Component data from apps and pages:
┏━━
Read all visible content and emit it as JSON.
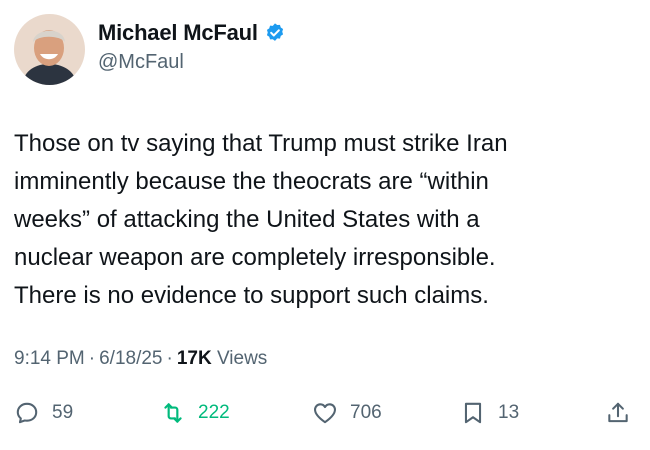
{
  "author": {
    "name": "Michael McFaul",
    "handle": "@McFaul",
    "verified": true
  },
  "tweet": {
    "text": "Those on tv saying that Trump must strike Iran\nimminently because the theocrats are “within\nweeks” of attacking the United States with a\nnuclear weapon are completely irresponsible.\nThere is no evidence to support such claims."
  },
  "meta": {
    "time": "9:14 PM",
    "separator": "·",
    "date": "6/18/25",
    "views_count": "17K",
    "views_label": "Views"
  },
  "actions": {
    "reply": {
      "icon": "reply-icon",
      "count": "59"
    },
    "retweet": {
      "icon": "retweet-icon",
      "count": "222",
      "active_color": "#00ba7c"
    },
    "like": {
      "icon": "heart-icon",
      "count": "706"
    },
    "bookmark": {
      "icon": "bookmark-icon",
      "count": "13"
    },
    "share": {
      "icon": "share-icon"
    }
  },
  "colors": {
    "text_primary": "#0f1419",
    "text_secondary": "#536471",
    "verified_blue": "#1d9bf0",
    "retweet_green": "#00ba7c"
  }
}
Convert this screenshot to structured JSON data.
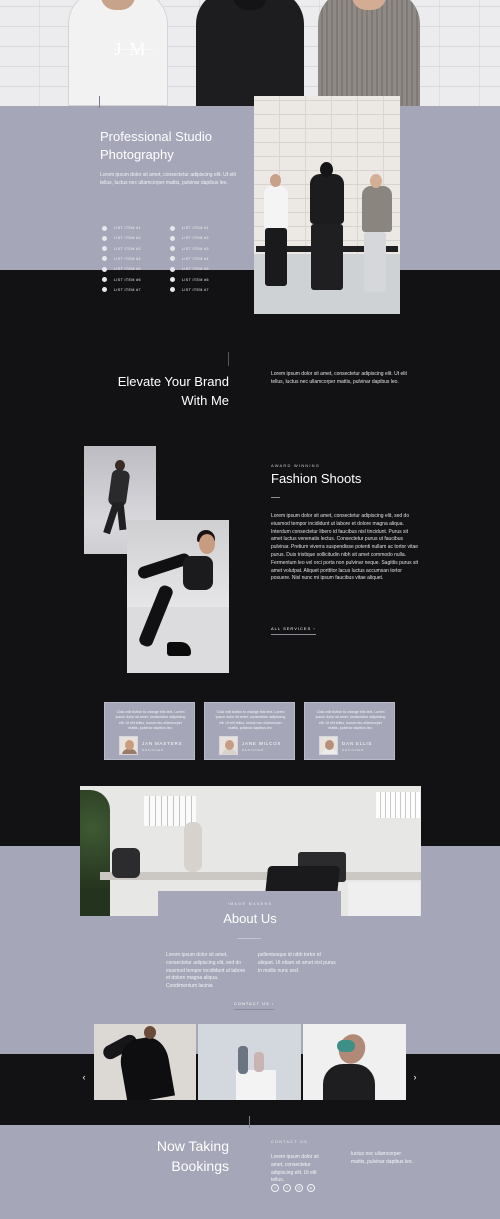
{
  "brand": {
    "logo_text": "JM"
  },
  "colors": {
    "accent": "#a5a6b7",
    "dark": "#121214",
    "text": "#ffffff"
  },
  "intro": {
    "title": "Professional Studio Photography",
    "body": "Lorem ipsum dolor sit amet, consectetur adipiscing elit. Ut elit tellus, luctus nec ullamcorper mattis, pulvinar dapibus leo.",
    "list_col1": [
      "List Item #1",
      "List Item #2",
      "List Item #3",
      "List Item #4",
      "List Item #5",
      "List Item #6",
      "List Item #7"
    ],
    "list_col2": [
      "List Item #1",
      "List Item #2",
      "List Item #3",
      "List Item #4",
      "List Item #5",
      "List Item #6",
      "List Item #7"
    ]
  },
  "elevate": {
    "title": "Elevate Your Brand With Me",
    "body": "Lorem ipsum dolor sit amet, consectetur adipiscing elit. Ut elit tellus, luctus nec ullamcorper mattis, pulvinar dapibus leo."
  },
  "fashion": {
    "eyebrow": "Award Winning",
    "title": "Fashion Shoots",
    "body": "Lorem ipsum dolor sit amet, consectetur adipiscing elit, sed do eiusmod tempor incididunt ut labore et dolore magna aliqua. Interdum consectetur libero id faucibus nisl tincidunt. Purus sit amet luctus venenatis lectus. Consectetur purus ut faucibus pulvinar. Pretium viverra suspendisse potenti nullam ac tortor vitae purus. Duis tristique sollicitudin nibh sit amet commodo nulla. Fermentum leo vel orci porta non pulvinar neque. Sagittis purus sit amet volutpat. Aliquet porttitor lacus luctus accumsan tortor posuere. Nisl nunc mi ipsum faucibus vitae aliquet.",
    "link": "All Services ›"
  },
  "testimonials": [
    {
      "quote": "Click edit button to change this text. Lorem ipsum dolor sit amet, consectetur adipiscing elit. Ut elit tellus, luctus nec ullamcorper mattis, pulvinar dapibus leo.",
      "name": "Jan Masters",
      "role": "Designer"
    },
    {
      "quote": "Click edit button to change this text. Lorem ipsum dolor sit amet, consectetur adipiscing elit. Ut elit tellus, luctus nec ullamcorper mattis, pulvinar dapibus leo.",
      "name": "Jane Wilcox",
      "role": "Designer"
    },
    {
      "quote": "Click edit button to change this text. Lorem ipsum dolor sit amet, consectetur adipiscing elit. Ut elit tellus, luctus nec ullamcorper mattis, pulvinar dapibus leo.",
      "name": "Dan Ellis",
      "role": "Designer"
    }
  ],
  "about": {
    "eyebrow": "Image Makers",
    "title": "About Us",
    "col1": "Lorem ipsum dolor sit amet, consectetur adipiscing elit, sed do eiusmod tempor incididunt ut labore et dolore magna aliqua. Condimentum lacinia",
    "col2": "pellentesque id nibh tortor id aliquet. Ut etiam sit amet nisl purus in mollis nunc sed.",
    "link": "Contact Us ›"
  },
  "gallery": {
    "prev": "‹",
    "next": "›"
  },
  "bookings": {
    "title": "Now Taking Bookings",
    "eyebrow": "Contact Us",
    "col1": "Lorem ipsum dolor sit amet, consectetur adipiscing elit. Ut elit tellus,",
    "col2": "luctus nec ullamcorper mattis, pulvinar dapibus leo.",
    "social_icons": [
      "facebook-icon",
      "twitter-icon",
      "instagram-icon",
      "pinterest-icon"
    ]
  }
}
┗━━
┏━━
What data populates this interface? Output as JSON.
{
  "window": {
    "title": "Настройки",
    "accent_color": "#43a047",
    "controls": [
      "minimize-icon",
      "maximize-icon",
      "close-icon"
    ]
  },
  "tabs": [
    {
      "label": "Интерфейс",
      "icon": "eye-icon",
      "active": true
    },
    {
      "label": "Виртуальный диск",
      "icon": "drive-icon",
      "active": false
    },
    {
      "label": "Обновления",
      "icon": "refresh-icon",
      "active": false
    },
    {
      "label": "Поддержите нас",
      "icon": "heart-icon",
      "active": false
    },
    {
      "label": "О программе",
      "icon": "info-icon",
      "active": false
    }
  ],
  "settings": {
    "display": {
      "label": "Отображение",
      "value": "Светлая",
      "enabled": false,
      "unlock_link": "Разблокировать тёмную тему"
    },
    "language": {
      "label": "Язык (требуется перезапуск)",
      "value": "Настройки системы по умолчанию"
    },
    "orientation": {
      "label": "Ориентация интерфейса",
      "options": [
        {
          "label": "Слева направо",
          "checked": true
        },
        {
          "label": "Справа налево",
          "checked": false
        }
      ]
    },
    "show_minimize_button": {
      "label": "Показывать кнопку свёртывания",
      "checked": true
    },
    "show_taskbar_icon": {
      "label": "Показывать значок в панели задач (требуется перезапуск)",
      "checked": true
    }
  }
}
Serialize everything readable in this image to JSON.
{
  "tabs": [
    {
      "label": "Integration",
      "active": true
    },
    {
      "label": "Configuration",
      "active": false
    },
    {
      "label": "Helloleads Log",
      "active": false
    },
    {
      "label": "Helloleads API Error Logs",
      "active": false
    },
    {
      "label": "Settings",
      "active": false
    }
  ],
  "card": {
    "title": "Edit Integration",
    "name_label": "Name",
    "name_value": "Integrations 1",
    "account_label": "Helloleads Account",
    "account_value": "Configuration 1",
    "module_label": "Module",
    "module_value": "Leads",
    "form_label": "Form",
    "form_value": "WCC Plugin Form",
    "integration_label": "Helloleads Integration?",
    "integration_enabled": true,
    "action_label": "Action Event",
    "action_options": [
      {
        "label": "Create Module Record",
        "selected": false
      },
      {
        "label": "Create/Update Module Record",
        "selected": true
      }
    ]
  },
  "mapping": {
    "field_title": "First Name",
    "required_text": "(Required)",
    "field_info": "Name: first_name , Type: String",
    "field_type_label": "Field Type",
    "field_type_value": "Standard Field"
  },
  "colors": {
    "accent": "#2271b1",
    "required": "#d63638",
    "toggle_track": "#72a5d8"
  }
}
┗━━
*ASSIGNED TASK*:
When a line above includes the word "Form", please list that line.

*EXERCISE RESULT*:
    "form_label": "Form",
    "form_value": "WCC Plugin Form",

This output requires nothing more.